When a line in the records includes the string "destination", it goes into the tally; report that tally alone.

Data: Begin

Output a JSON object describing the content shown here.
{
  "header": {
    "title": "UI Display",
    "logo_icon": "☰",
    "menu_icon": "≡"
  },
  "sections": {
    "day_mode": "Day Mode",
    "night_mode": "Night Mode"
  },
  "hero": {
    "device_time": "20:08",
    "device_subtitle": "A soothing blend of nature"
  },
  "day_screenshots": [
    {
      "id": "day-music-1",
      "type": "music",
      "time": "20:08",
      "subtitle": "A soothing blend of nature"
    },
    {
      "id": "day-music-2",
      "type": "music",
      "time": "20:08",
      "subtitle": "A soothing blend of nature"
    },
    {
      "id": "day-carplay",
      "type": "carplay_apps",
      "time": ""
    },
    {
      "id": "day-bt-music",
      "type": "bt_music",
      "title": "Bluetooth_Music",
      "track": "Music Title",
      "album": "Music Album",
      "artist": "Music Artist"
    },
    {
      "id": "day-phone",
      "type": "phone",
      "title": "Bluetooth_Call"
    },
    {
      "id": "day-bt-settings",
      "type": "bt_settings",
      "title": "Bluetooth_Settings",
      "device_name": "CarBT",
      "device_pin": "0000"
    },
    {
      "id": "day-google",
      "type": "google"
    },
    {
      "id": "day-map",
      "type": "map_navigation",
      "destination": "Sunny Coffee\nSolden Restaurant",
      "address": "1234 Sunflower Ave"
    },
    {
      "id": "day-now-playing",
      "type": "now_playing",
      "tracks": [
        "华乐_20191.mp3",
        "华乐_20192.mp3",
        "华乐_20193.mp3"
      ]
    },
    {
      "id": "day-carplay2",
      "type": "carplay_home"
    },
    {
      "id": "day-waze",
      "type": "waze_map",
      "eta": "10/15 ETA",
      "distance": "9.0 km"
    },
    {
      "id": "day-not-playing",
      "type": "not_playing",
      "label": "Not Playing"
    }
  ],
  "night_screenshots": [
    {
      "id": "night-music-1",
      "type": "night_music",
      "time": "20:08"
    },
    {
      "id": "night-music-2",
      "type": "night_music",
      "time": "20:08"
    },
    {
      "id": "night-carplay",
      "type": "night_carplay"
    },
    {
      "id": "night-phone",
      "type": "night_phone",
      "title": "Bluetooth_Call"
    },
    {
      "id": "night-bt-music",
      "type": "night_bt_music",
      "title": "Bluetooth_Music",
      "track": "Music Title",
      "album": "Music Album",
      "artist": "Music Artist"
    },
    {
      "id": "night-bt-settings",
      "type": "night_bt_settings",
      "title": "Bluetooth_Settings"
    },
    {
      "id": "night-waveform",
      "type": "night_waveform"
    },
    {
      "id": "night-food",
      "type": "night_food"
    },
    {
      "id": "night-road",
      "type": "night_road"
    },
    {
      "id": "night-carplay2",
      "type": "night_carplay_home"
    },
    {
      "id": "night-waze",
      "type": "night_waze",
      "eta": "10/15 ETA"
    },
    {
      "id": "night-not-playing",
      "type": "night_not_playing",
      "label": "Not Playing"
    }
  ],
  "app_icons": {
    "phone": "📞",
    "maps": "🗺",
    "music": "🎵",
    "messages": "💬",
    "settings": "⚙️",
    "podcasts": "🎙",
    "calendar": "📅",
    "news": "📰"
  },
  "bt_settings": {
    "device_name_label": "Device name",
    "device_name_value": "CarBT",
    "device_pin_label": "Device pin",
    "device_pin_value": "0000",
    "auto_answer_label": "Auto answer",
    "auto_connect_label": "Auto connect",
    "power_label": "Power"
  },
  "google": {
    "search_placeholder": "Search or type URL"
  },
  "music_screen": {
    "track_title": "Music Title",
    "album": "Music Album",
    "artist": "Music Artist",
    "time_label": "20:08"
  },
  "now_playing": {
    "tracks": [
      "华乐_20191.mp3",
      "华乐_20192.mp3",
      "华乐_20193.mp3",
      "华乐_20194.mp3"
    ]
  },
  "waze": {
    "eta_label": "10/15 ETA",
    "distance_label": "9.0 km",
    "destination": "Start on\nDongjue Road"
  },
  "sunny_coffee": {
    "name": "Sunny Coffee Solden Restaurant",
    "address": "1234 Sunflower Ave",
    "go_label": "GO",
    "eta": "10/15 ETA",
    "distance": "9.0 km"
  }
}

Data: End

*Output*
2